Location: Crop Diseases, Pests and Genetics
Title: Cell rupture feeding by Empoasca and Lygus spp. and the causes of their plant damage Author
Submitted to: Meeting Abstract
Publication Type: Abstract Only
Publication Acceptance Date: March 23, 2011
Publication Date: July 11, 2011
Citation: Backus, E.A. 2011. Cell rupture feeding by Empoasca and Lygus spp. and the causes of their plant damage. Meeting Abstract. Available: http://www.infobibos.com/Hemipteran/CD/authors.html. Technical Abstract: Empoasca spp. leafhoppers (Cicadellidae: Typhlocybinae) and Lygus spp. bugs (Miridae) are the most-studied model species for the hemipteran feeding strategy formerly termed lacerate-and-flush feeding, recently re-named cell rupture feeding.
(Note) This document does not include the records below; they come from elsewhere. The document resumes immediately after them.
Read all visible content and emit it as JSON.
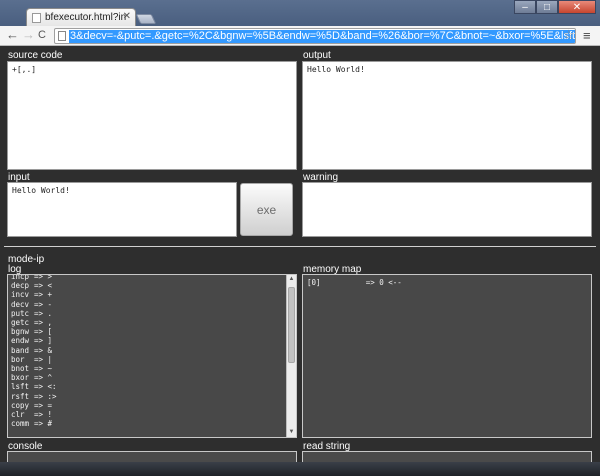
{
  "browser": {
    "tab_title": "bfexecutor.html?in",
    "url": "3&decv=-&putc=.&getc=%2C&bgnw=%5B&endw=%5D&band=%26&bor=%7C&bnot=~&bxor=%5E&lsft=<%3A",
    "back_glyph": "←",
    "forward_glyph": "→",
    "reload_glyph": "C",
    "star_glyph": "☆",
    "menu_glyph": "≡",
    "min_glyph": "–",
    "max_glyph": "□",
    "close_glyph": "✕"
  },
  "source": {
    "label": "source code",
    "code": "+[,.]"
  },
  "output": {
    "label": "output",
    "text": "Hello World!"
  },
  "input": {
    "label": "input",
    "text": "Hello World!"
  },
  "exe": {
    "label": "exe"
  },
  "warning": {
    "label": "warning",
    "text": ""
  },
  "mode": {
    "label": "mode-ip"
  },
  "log": {
    "label": "log",
    "rows": [
      {
        "k": "incp",
        "v": "=> >"
      },
      {
        "k": "decp",
        "v": "=> <"
      },
      {
        "k": "incv",
        "v": "=> +"
      },
      {
        "k": "decv",
        "v": "=> -"
      },
      {
        "k": "putc",
        "v": "=> ."
      },
      {
        "k": "getc",
        "v": "=> ,"
      },
      {
        "k": "bgnw",
        "v": "=> ["
      },
      {
        "k": "endw",
        "v": "=> ]"
      },
      {
        "k": "band",
        "v": "=> &"
      },
      {
        "k": "bor",
        "v": "=> |"
      },
      {
        "k": "bnot",
        "v": "=> ~"
      },
      {
        "k": "bxor",
        "v": "=> ^"
      },
      {
        "k": "lsft",
        "v": "=> <:"
      },
      {
        "k": "rsft",
        "v": "=> :>"
      },
      {
        "k": "copy",
        "v": "=> ="
      },
      {
        "k": "clr",
        "v": "=> !"
      },
      {
        "k": "comm",
        "v": "=> #"
      }
    ]
  },
  "memory": {
    "label": "memory map",
    "line": "[0]          => 0 <--"
  },
  "console": {
    "label": "console",
    "value": ""
  },
  "readstring": {
    "label": "read string",
    "value": ""
  }
}
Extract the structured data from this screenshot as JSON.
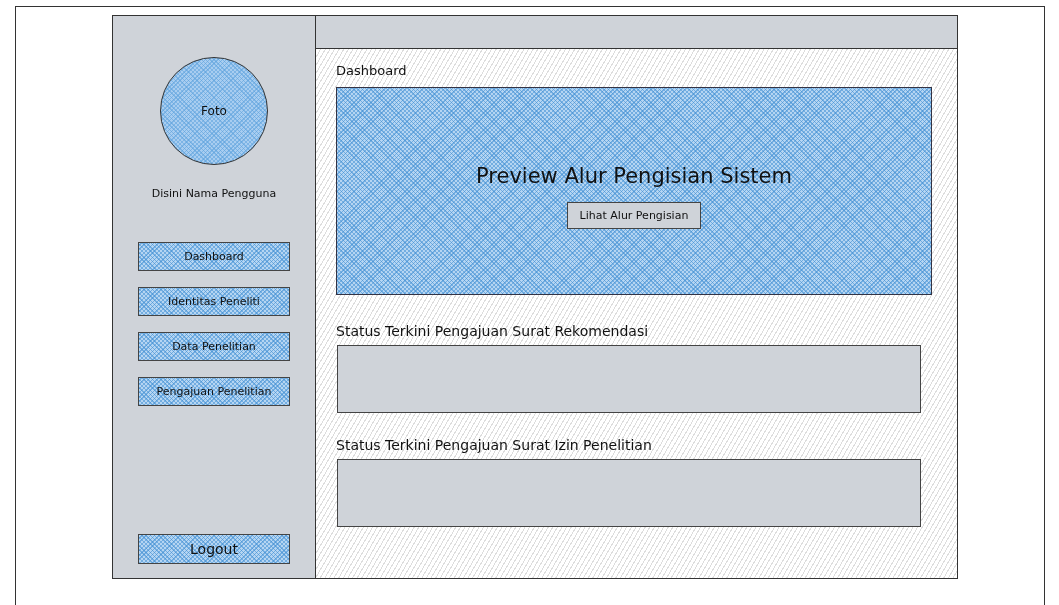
{
  "sidebar": {
    "photo": {
      "label": "Foto"
    },
    "user_name": "Disini Nama Pengguna",
    "nav_items": [
      {
        "label": "Dashboard"
      },
      {
        "label": "Identitas Peneliti"
      },
      {
        "label": "Data Penelitian"
      },
      {
        "label": "Pengajuan Penelitian"
      }
    ],
    "logout": "Logout"
  },
  "main": {
    "title": "Dashboard",
    "preview": {
      "title": "Preview Alur Pengisian Sistem",
      "button": "Lihat Alur Pengisian"
    },
    "status_sections": [
      {
        "title": "Status Terkini Pengajuan Surat Rekomendasi"
      },
      {
        "title": "Status Terkini Pengajuan Surat Izin Penelitian"
      }
    ]
  }
}
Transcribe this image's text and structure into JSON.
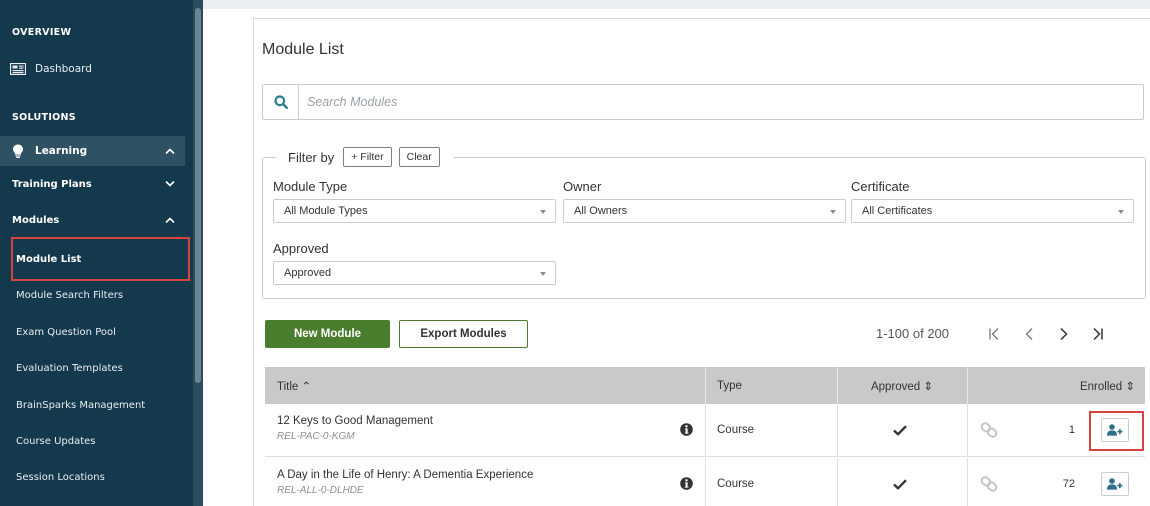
{
  "sidebar": {
    "overview_heading": "OVERVIEW",
    "dashboard_label": "Dashboard",
    "solutions_heading": "SOLUTIONS",
    "learning_label": "Learning",
    "training_plans_label": "Training Plans",
    "modules_label": "Modules",
    "items": [
      {
        "label": "Module List"
      },
      {
        "label": "Module Search Filters"
      },
      {
        "label": "Exam Question Pool"
      },
      {
        "label": "Evaluation Templates"
      },
      {
        "label": "BrainSparks Management"
      },
      {
        "label": "Course Updates"
      },
      {
        "label": "Session Locations"
      }
    ]
  },
  "page": {
    "title": "Module List"
  },
  "search": {
    "placeholder": "Search Modules"
  },
  "filters": {
    "legend": "Filter by",
    "add_filter_label": "+ Filter",
    "clear_label": "Clear",
    "module_type": {
      "label": "Module Type",
      "value": "All Module Types"
    },
    "owner": {
      "label": "Owner",
      "value": "All Owners"
    },
    "certificate": {
      "label": "Certificate",
      "value": "All Certificates"
    },
    "approved": {
      "label": "Approved",
      "value": "Approved"
    }
  },
  "actions": {
    "new_module_label": "New Module",
    "export_label": "Export Modules"
  },
  "pagination": {
    "range_text": "1-100 of 200"
  },
  "table": {
    "headers": {
      "title": "Title ⌃",
      "type": "Type",
      "approved": "Approved ⇕",
      "enrolled": "Enrolled ⇕"
    },
    "rows": [
      {
        "title": "12 Keys to Good Management",
        "code": "REL-PAC-0-KGM",
        "type": "Course",
        "approved": true,
        "enrolled": "1"
      },
      {
        "title": "A Day in the Life of Henry: A Dementia Experience",
        "code": "REL-ALL-0-DLHDE",
        "type": "Course",
        "approved": true,
        "enrolled": "72"
      }
    ]
  },
  "colors": {
    "sidebar_bg": "#14394d",
    "sidebar_active_bg": "#2e5163",
    "primary_green": "#4a7d2e",
    "highlight_red": "#d9433f",
    "table_header_bg": "#c9c9c9",
    "enroll_icon": "#2f6f8c"
  }
}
Research using electrical penetration graph (EPG) monitoring, plant histology, and salivary biochemistry is summarized on the feeding biology of E. fabae, E. kraemeri, and L. hesperus. Cell rupture damage is caused by a dynamic interaction between insect stimuli and plant responses. Empoasca leafhoppers demonstrate a degree of behavioral plasticity not seen in other hemipterans. E. fabae and E. kraemeri can perform three tactics of cell rupture feeding, varying the mixture and durations of tactics on different host plants. In addition, each tactic triggers different local and systemic responses in the plant that lead to different, host-specific symptoms. Lacerate-and-sip, the most damaging tactic, consists of brief intracellular probes with secretion of watery saliva but very little or no sheath saliva. Stylets rapidly puncture multiple columns of stem phloem cells, causing much wounding laced with saliva. Phloem cell necrosis and abnormal meristematic development ultimately cause stunting and chorosis above the point of feeding. In the lacerate-and-flush tactic, stylets make longer intracellular probes to slowly puncture, salivate into, and drain mesophyll/parenchyma cells in the abaxial leaf surface, causing entry of air and tissue collapse. In the lance-and-ingest tactic, stylets puncture a phloem sieve element that briefly leaks phloem sap, which is ingested while stylets remain motionless. Saliva is released as stylets withdraw, leading to cellular hypertrophy of the adaxial leaf surface. The latter two tactics, together, cause leaf curling and necrosis. Lygus bugs are not so behaviorally plastic, and use only a fourth tactic, macerate-and-flush. L. hesperus makes brief probes to inject large amounts of watery saliva that contains highly active cell-wall degrading enzymes. After a period of non-probing quiescence, L. hesperus makes long probes to ingest macerated plant contents, leading to severe collapse and necrosis of plant tissues.